TASK
Find the word "chevron" in the data, then copy each line where it is found.

Dataset rows for apps and sites
# # # #

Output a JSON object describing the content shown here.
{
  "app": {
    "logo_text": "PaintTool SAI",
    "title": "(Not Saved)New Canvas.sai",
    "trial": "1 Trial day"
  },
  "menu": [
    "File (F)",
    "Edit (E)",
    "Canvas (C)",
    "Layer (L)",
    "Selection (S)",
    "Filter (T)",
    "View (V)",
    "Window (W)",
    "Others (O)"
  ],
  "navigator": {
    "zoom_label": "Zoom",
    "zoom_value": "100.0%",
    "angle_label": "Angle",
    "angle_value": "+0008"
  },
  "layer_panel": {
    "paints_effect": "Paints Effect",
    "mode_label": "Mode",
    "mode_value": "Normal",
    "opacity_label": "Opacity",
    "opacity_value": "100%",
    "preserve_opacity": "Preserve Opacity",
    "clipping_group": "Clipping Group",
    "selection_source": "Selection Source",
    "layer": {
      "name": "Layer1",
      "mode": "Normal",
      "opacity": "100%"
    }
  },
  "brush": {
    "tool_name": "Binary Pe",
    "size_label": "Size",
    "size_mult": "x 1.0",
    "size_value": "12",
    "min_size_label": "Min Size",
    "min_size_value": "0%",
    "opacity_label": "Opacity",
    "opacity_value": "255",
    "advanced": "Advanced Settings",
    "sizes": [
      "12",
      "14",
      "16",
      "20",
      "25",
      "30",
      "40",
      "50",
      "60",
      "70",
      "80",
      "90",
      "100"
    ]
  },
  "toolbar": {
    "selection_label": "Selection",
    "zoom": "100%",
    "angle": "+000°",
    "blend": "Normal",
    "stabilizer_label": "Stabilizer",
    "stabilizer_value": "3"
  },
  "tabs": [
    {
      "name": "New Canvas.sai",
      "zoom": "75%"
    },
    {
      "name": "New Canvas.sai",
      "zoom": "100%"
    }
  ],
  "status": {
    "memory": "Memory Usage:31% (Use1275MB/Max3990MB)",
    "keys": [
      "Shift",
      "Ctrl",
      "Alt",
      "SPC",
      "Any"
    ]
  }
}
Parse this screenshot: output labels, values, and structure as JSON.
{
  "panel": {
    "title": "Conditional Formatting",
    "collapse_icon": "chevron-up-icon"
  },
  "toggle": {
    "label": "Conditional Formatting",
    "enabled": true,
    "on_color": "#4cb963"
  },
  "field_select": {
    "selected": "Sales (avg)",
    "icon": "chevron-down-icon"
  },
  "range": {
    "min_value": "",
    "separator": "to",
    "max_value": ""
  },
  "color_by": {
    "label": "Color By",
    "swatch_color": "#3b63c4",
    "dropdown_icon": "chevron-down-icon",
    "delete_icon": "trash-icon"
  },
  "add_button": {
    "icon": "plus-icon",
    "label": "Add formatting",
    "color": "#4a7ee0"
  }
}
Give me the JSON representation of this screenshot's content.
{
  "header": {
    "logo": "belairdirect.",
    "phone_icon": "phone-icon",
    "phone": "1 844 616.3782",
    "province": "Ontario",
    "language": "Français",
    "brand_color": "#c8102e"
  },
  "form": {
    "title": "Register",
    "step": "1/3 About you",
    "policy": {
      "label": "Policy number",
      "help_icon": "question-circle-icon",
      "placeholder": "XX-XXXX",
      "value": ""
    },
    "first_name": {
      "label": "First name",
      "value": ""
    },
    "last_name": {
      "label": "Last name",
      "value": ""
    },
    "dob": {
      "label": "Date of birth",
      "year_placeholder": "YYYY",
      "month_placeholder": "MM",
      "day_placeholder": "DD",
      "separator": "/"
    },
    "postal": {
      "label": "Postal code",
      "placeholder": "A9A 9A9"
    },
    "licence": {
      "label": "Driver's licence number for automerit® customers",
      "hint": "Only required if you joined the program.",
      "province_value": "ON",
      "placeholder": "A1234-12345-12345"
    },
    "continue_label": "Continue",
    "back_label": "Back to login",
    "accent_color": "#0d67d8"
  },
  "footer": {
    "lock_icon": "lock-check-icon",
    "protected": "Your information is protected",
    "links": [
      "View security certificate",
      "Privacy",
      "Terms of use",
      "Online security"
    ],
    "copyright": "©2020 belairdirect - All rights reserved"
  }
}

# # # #

OUTPUT FOR THIS EXERCISE
    "collapse_icon": "chevron-up-icon"
    "icon": "chevron-down-icon"
    "dropdown_icon": "chevron-down-icon",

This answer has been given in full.